▶ _What this task involves_: Produce a copy of every line in the records that holds the string "label".

==== Data under study ====

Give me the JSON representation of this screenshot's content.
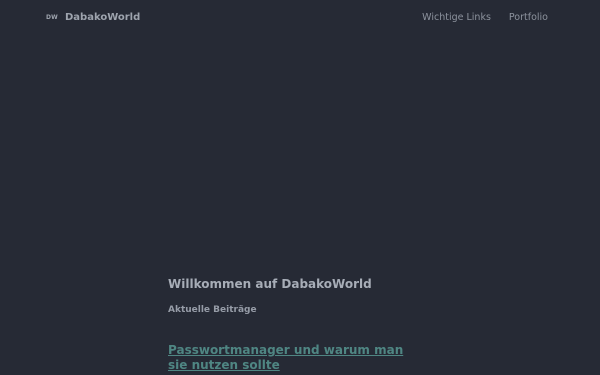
{
  "header": {
    "logo_mark": "DW",
    "site_name": "DabakoWorld",
    "nav": [
      {
        "label": "Wichtige Links"
      },
      {
        "label": "Portfolio"
      }
    ]
  },
  "main": {
    "title": "Willkommen auf DabakoWorld",
    "section_heading": "Aktuelle Beiträge",
    "posts": [
      {
        "title": "Passwortmanager und warum man sie nutzen sollte"
      }
    ]
  }
}
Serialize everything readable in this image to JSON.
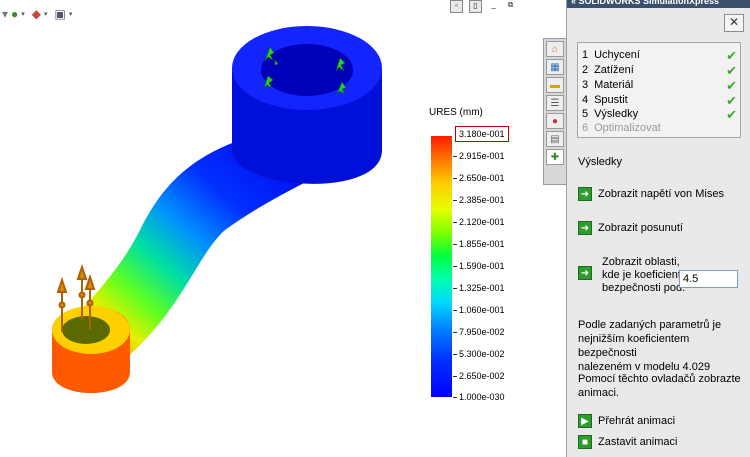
{
  "viewport": {
    "toolbar": {
      "icons": [
        "display-style-icon",
        "view-orientation-icon",
        "scene-icon"
      ]
    },
    "window_controls": [
      "restore-viewport-icon",
      "split-icon",
      "minimize-icon",
      "maximize-icon"
    ]
  },
  "legend": {
    "title": "URES (mm)",
    "ticks": [
      "3.180e-001",
      "2.915e-001",
      "2.650e-001",
      "2.385e-001",
      "2.120e-001",
      "1.855e-001",
      "1.590e-001",
      "1.325e-001",
      "1.060e-001",
      "7.950e-002",
      "5.300e-002",
      "2.650e-002",
      "1.000e-030"
    ],
    "highlight_color": "#c00000"
  },
  "tabs": [
    "home-tab-icon",
    "study-tab-icon",
    "folder-tab-icon",
    "options-tab-icon",
    "appearance-tab-icon",
    "clipboard-tab-icon",
    "simulationxpress-tab-icon"
  ],
  "pane": {
    "title": "« SOLIDWORKS SimulationXpress",
    "close": "✕",
    "steps": [
      {
        "num": "1",
        "label": "Uchycení",
        "done": true
      },
      {
        "num": "2",
        "label": "Zatížení",
        "done": true
      },
      {
        "num": "3",
        "label": "Materiál",
        "done": true
      },
      {
        "num": "4",
        "label": "Spustit",
        "done": true
      },
      {
        "num": "5",
        "label": "Výsledky",
        "done": true
      },
      {
        "num": "6",
        "label": "Optimalizovat",
        "done": false
      }
    ],
    "check": "✔",
    "results_heading": "Výsledky",
    "show_von_mises": "Zobrazit napětí von Mises",
    "show_displacement": "Zobrazit posunutí",
    "fos_line1": "Zobrazit oblasti,",
    "fos_line2": "kde je koeficient",
    "fos_line3": "bezpečnosti pod:",
    "fos_value": "4.5",
    "note_line1": "Podle zadaných parametrů je",
    "note_line2": "nejnižším koeficientem bezpečnosti",
    "note_line3": "nalezeném v modelu 4.029",
    "anim_line1": "Pomocí těchto ovladačů zobrazte",
    "anim_line2": "animaci.",
    "play": "Přehrát animaci",
    "stop": "Zastavit animaci",
    "arrow_glyph": "➜",
    "play_glyph": "▶",
    "stop_glyph": "■"
  }
}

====

▶ _Final answer_:
        "label": "Wichtige Links"
        "label": "Portfolio"
        "label": "Uchycení",
        "label": "Zatížení",
        "label": "Materiál",
        "label": "Spustit",
        "label": "Výsledky",
        "label": "Optimalizovat",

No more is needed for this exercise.